- [TO DO]: Answer with a single number: how many lines in the listing below include "this"?

....

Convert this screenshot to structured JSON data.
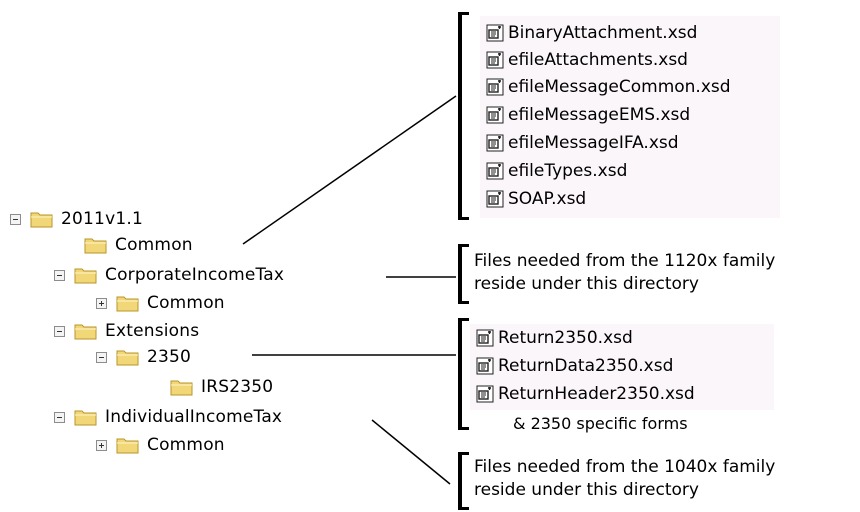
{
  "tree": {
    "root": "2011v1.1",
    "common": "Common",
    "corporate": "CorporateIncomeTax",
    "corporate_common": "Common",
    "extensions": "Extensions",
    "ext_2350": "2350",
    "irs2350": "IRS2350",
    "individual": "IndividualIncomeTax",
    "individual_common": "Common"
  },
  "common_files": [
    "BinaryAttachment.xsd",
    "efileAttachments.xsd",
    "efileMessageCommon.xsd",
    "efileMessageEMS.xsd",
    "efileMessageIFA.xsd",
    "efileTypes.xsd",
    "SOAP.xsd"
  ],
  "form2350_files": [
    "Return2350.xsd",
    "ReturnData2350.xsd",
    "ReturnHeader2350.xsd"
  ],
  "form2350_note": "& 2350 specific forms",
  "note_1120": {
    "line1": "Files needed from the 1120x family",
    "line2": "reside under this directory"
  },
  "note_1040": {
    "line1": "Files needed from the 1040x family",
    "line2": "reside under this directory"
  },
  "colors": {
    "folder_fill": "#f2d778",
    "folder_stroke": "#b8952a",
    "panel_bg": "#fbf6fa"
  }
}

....

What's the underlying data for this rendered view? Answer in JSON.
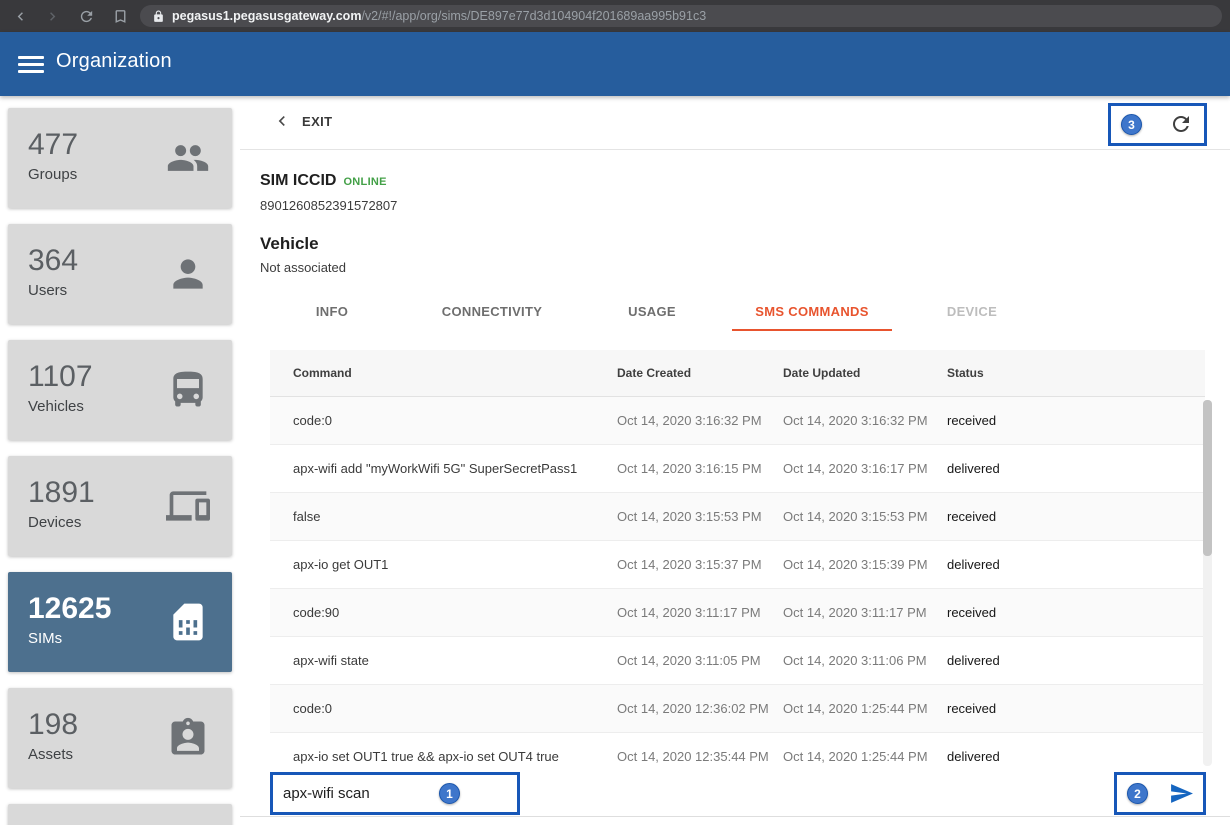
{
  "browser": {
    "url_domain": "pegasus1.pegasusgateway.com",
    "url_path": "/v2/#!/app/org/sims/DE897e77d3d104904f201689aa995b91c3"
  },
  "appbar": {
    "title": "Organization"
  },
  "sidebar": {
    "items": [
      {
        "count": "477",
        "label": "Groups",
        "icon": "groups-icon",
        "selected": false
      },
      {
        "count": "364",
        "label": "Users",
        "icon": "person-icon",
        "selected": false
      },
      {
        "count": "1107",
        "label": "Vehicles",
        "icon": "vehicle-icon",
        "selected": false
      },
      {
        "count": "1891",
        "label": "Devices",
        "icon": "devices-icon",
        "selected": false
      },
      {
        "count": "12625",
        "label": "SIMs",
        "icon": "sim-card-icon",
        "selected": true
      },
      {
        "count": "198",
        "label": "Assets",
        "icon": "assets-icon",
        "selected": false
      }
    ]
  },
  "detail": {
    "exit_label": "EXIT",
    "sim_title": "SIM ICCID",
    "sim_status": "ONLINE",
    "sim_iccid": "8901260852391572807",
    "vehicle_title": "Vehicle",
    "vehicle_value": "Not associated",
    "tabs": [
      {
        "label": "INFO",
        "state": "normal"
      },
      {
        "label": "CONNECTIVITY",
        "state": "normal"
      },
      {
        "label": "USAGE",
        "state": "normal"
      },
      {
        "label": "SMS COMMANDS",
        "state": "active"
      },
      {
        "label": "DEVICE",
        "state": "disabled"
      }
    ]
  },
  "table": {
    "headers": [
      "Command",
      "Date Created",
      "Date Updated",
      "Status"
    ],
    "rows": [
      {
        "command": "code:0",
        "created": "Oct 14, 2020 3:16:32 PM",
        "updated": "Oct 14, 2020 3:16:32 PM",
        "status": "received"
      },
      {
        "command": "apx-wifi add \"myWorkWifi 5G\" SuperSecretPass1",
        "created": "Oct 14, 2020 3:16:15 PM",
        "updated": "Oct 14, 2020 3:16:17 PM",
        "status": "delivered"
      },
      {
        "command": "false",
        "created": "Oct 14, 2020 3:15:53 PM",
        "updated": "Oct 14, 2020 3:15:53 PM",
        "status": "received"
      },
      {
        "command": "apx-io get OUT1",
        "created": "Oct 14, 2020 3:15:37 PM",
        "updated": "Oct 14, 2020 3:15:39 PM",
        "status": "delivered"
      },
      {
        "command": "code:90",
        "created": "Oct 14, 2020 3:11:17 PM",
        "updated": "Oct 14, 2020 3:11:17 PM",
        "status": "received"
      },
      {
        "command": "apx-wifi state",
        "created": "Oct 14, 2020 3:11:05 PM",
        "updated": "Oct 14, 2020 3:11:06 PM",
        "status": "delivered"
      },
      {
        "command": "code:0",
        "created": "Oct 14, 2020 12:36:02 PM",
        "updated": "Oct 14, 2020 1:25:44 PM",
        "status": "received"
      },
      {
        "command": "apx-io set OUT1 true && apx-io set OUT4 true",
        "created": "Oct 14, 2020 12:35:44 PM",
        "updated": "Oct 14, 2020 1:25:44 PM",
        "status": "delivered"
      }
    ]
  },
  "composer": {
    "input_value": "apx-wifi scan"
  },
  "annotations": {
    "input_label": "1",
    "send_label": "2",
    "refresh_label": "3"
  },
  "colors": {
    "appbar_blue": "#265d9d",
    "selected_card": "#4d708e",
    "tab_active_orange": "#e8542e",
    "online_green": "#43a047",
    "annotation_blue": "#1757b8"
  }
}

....

- [TASK OUTPUT]: 4